All News

Filter News

Filter by

News Type
Topic
Language
Published Date

Filter by News Type

Done

Filter by Topic

Done

Filter by Language

Done

Filter by Published Date
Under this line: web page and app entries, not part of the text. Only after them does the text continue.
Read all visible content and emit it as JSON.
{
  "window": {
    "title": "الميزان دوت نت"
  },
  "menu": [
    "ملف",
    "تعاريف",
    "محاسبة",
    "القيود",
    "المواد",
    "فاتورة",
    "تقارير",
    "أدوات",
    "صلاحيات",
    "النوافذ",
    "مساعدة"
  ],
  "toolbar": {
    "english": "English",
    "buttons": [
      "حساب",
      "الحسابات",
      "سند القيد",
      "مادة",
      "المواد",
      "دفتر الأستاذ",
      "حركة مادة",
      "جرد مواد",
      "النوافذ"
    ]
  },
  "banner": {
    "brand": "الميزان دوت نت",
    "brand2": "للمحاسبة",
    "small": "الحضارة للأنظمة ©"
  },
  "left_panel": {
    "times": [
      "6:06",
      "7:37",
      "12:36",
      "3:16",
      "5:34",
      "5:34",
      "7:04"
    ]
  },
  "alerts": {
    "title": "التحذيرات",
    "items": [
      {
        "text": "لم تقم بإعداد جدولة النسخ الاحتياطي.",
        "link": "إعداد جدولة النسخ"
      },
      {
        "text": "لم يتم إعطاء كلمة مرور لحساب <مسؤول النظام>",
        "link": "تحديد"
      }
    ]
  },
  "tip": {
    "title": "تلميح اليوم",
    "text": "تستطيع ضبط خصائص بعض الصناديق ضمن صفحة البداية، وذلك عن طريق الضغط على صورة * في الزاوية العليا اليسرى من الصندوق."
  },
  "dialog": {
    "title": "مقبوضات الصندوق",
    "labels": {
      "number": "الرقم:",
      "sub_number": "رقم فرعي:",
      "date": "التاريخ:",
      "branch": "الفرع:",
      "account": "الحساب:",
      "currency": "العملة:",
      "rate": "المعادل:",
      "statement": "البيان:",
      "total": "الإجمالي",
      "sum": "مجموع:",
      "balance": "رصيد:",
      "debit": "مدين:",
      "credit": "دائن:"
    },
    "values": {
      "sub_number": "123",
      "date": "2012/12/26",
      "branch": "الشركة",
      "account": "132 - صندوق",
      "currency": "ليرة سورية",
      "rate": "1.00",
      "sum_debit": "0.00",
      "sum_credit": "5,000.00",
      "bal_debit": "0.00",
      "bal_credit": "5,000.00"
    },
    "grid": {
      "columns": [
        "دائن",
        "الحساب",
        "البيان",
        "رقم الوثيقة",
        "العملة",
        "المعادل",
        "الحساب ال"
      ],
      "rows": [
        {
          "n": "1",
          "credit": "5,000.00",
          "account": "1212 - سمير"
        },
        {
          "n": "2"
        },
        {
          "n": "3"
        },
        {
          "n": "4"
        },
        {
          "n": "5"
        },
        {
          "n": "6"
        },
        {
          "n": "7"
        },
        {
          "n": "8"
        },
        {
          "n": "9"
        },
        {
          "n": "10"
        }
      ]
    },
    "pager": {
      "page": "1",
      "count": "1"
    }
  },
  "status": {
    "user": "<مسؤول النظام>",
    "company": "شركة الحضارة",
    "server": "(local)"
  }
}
Done
Showing 10 out of 2169 results
hand holding an illustrative glowing lung
|
News Release
NIH-funded tool can accurately identify the potentially life-threatening inflammatory disease A research project supported by the National Institutes of Health has developed a tool to rapidly and inexpensively diagnose sarcoidosis, a chronic inflammatory disease marked by the growth of tiny lumps called granulomas in the lungs and other organs in...
Two women laugh and talk while power walking.
|
News Release
An NIH-supported observational study finds that even when women and men get the same amount of physical activity, the risk of premature death is lower for women Women who exercise regularly have a significantly lower risk of an early death or fatal cardiovascular event than men who exercise regularly, even when women put in less effort, according...
Three diverse female friends smiling during outdoor fitness activity.
|
Research Feature
NHLBI effort will reach out to younger women, Black and Latina women to reverse concerning trend Heart disease is the number one cause of death among women and men in the United States. Each year more than 300,000 women, or 1 in every 5, die from it. Yet, studies show that less than half of U.S. women are aware of the toll it can take, and even...
decorative
|
Research Feature
Heart disease researchers say yes Artificial intelligence, or AI, is all the rage. And it’s not just because of ChatGPT, self-driving cars, or even the smartphone apps that allow doctors to track a patient’s blood pressure. Researchers say AI, which uses computers to perform tasks that would normally require human intelligence, has the...
A 3D image of a heart is shown against a medical backdrop.
|
NHLBI in the Press
Age-related mutations in blood-forming cells called clonal hematopoiesis of indeterminate potential (CHIP) affect about 10% of adults ages 70 and older. A study links specific CHIP mutations to heart failure with preserved ejection fraction (HFpEF).
illustration of the human cardiovascular system
|
Research Feature
What researchers are learning about clonal hematopoiesis As the body ages, it is normal for changes in cells to occur. “Cells divide every day and mutations happen,” said Emma M. Groarke, M.D., an attending hematologist and researcher in NHLBI’s Hematopoiesis and Bone Marrow Failure Laboratory . “Most of the time they don’t have any effect.” Yet...